## Task statement
From the data below, copy out every line in which the word "value" occurs.

[Records provided — start]

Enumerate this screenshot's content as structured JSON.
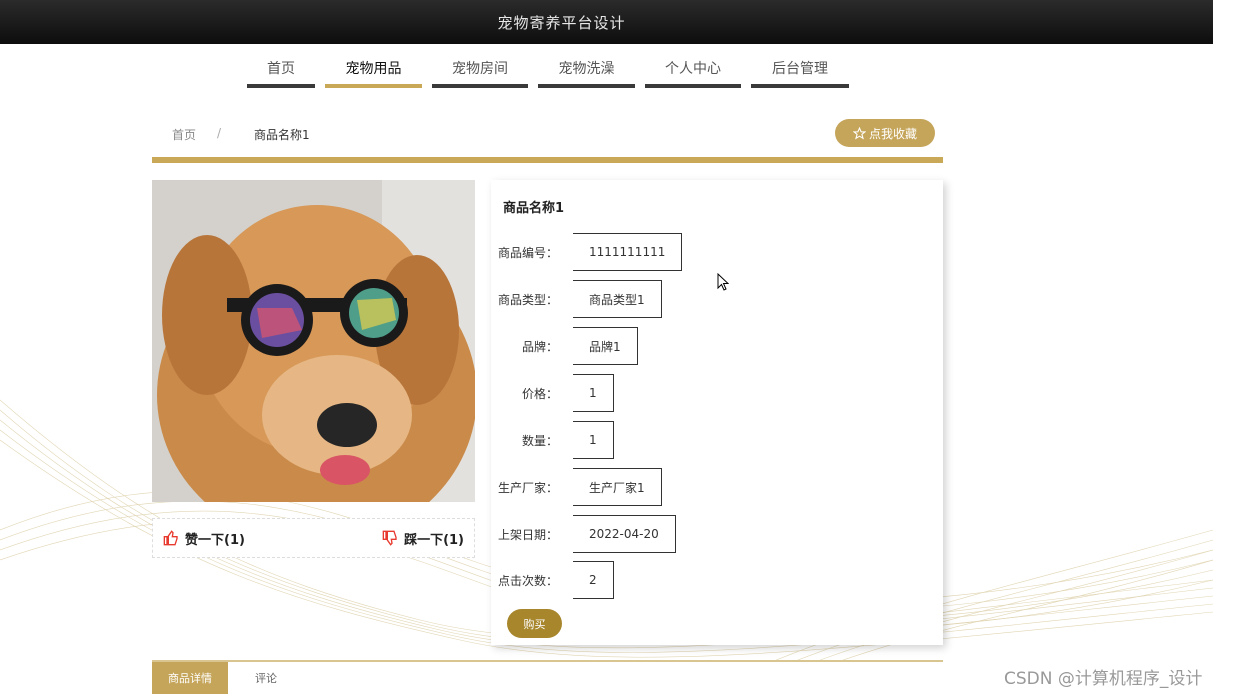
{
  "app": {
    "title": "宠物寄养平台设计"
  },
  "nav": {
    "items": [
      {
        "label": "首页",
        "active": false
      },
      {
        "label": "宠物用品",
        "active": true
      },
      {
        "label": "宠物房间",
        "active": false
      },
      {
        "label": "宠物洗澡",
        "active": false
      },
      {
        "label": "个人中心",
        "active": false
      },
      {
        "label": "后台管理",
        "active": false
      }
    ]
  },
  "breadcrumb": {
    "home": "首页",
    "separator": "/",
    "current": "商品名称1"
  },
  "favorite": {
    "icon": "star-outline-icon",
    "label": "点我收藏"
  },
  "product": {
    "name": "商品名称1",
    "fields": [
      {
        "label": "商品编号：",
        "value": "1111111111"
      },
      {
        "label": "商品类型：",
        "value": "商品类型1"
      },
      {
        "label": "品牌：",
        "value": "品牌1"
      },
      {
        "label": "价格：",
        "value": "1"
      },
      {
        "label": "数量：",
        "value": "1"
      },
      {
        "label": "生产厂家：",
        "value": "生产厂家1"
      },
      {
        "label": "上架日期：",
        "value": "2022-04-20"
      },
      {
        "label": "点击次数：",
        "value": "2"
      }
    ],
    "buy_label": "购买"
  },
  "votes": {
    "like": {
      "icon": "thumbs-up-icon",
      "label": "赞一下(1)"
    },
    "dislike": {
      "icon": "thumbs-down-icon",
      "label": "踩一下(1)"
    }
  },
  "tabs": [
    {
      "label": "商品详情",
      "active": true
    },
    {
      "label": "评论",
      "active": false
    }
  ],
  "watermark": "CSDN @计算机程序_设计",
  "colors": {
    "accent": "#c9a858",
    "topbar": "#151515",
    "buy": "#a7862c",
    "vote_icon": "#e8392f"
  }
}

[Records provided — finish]

## Result of this exercise
        "value": "1111111111"
        "value": "商品类型1"
        "value": "品牌1"
        "value": "1"
        "value": "1"
        "value": "生产厂家1"
        "value": "2022-04-20"
        "value": "2"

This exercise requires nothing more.